Exactly as written, repeat all of the records below.

[Data about app and page elements]
= = = = =
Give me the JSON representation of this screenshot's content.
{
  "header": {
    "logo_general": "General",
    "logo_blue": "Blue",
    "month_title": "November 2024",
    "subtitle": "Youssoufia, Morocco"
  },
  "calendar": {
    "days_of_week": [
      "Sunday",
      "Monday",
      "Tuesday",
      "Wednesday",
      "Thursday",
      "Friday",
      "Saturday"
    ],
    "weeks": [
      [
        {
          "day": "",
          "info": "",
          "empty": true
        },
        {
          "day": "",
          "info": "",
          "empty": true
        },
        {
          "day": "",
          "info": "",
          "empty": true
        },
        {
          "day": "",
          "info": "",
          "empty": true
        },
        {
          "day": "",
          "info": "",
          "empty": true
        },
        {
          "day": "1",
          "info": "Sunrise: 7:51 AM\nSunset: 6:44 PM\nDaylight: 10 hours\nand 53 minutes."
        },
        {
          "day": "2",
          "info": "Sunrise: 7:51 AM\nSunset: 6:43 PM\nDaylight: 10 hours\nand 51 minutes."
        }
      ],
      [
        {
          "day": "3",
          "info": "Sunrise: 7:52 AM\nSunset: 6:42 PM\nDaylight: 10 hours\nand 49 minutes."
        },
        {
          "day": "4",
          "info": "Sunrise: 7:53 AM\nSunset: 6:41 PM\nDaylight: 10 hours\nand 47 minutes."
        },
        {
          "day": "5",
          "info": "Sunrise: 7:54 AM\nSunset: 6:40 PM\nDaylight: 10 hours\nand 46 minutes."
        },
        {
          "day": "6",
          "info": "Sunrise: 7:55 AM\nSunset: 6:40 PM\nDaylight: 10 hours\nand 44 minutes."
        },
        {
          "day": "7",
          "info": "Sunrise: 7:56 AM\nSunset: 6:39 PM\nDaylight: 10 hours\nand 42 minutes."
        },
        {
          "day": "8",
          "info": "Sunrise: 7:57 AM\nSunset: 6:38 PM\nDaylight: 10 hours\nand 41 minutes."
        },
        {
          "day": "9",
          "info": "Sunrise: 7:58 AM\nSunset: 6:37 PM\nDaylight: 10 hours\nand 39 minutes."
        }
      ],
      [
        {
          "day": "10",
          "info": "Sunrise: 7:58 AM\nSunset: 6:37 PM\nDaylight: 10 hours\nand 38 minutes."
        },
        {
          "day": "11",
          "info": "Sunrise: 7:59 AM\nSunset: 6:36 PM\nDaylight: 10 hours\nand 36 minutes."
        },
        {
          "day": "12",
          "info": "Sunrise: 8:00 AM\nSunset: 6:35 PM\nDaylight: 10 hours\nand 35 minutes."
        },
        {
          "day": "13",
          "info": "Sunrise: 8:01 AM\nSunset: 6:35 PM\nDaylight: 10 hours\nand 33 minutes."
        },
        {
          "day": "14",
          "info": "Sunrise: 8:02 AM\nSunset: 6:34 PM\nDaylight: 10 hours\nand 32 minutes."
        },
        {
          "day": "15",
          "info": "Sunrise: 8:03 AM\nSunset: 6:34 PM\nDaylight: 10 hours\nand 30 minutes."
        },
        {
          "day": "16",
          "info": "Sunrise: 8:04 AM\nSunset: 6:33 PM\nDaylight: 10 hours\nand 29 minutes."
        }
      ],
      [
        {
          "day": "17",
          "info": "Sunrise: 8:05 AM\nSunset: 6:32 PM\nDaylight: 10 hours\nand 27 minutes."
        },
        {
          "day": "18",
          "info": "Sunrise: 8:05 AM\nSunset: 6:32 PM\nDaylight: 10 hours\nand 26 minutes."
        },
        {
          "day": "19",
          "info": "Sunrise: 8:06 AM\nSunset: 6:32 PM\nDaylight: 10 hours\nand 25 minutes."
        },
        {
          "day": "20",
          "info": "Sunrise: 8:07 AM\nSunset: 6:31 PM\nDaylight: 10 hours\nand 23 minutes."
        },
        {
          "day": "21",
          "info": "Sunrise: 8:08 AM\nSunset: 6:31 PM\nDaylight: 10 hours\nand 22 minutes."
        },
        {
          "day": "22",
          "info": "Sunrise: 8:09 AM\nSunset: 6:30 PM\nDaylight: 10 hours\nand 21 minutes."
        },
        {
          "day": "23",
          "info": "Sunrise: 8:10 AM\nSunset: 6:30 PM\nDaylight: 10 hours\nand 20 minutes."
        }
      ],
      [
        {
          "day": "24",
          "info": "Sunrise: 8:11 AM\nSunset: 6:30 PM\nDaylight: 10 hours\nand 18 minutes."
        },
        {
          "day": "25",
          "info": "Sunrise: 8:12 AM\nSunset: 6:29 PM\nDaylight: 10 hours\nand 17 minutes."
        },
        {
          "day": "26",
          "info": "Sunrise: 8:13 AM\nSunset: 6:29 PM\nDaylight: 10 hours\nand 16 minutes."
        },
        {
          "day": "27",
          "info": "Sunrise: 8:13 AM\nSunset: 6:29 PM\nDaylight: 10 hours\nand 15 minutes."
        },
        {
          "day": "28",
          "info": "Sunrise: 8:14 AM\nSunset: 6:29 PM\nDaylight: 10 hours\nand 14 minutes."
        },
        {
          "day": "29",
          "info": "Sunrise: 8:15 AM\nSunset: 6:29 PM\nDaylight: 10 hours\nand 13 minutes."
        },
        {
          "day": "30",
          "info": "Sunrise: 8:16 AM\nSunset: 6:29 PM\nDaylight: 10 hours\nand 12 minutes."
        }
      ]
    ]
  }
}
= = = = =
**Written answer:**
Give me the JSON representation of this screenshot's content.
{
  "header": {
    "logo_general": "General",
    "logo_blue": "Blue",
    "month_title": "November 2024",
    "subtitle": "Youssoufia, Morocco"
  },
  "calendar": {
    "days_of_week": [
      "Sunday",
      "Monday",
      "Tuesday",
      "Wednesday",
      "Thursday",
      "Friday",
      "Saturday"
    ],
    "weeks": [
      [
        {
          "day": "",
          "info": "",
          "empty": true
        },
        {
          "day": "",
          "info": "",
          "empty": true
        },
        {
          "day": "",
          "info": "",
          "empty": true
        },
        {
          "day": "",
          "info": "",
          "empty": true
        },
        {
          "day": "",
          "info": "",
          "empty": true
        },
        {
          "day": "1",
          "info": "Sunrise: 7:51 AM\nSunset: 6:44 PM\nDaylight: 10 hours\nand 53 minutes."
        },
        {
          "day": "2",
          "info": "Sunrise: 7:51 AM\nSunset: 6:43 PM\nDaylight: 10 hours\nand 51 minutes."
        }
      ],
      [
        {
          "day": "3",
          "info": "Sunrise: 7:52 AM\nSunset: 6:42 PM\nDaylight: 10 hours\nand 49 minutes."
        },
        {
          "day": "4",
          "info": "Sunrise: 7:53 AM\nSunset: 6:41 PM\nDaylight: 10 hours\nand 47 minutes."
        },
        {
          "day": "5",
          "info": "Sunrise: 7:54 AM\nSunset: 6:40 PM\nDaylight: 10 hours\nand 46 minutes."
        },
        {
          "day": "6",
          "info": "Sunrise: 7:55 AM\nSunset: 6:40 PM\nDaylight: 10 hours\nand 44 minutes."
        },
        {
          "day": "7",
          "info": "Sunrise: 7:56 AM\nSunset: 6:39 PM\nDaylight: 10 hours\nand 42 minutes."
        },
        {
          "day": "8",
          "info": "Sunrise: 7:57 AM\nSunset: 6:38 PM\nDaylight: 10 hours\nand 41 minutes."
        },
        {
          "day": "9",
          "info": "Sunrise: 7:58 AM\nSunset: 6:37 PM\nDaylight: 10 hours\nand 39 minutes."
        }
      ],
      [
        {
          "day": "10",
          "info": "Sunrise: 7:58 AM\nSunset: 6:37 PM\nDaylight: 10 hours\nand 38 minutes."
        },
        {
          "day": "11",
          "info": "Sunrise: 7:59 AM\nSunset: 6:36 PM\nDaylight: 10 hours\nand 36 minutes."
        },
        {
          "day": "12",
          "info": "Sunrise: 8:00 AM\nSunset: 6:35 PM\nDaylight: 10 hours\nand 35 minutes."
        },
        {
          "day": "13",
          "info": "Sunrise: 8:01 AM\nSunset: 6:35 PM\nDaylight: 10 hours\nand 33 minutes."
        },
        {
          "day": "14",
          "info": "Sunrise: 8:02 AM\nSunset: 6:34 PM\nDaylight: 10 hours\nand 32 minutes."
        },
        {
          "day": "15",
          "info": "Sunrise: 8:03 AM\nSunset: 6:34 PM\nDaylight: 10 hours\nand 30 minutes."
        },
        {
          "day": "16",
          "info": "Sunrise: 8:04 AM\nSunset: 6:33 PM\nDaylight: 10 hours\nand 29 minutes."
        }
      ],
      [
        {
          "day": "17",
          "info": "Sunrise: 8:05 AM\nSunset: 6:32 PM\nDaylight: 10 hours\nand 27 minutes."
        },
        {
          "day": "18",
          "info": "Sunrise: 8:05 AM\nSunset: 6:32 PM\nDaylight: 10 hours\nand 26 minutes."
        },
        {
          "day": "19",
          "info": "Sunrise: 8:06 AM\nSunset: 6:32 PM\nDaylight: 10 hours\nand 25 minutes."
        },
        {
          "day": "20",
          "info": "Sunrise: 8:07 AM\nSunset: 6:31 PM\nDaylight: 10 hours\nand 23 minutes."
        },
        {
          "day": "21",
          "info": "Sunrise: 8:08 AM\nSunset: 6:31 PM\nDaylight: 10 hours\nand 22 minutes."
        },
        {
          "day": "22",
          "info": "Sunrise: 8:09 AM\nSunset: 6:30 PM\nDaylight: 10 hours\nand 21 minutes."
        },
        {
          "day": "23",
          "info": "Sunrise: 8:10 AM\nSunset: 6:30 PM\nDaylight: 10 hours\nand 20 minutes."
        }
      ],
      [
        {
          "day": "24",
          "info": "Sunrise: 8:11 AM\nSunset: 6:30 PM\nDaylight: 10 hours\nand 18 minutes."
        },
        {
          "day": "25",
          "info": "Sunrise: 8:12 AM\nSunset: 6:29 PM\nDaylight: 10 hours\nand 17 minutes."
        },
        {
          "day": "26",
          "info": "Sunrise: 8:13 AM\nSunset: 6:29 PM\nDaylight: 10 hours\nand 16 minutes."
        },
        {
          "day": "27",
          "info": "Sunrise: 8:13 AM\nSunset: 6:29 PM\nDaylight: 10 hours\nand 15 minutes."
        },
        {
          "day": "28",
          "info": "Sunrise: 8:14 AM\nSunset: 6:29 PM\nDaylight: 10 hours\nand 14 minutes."
        },
        {
          "day": "29",
          "info": "Sunrise: 8:15 AM\nSunset: 6:29 PM\nDaylight: 10 hours\nand 13 minutes."
        },
        {
          "day": "30",
          "info": "Sunrise: 8:16 AM\nSunset: 6:29 PM\nDaylight: 10 hours\nand 12 minutes."
        }
      ]
    ]
  }
}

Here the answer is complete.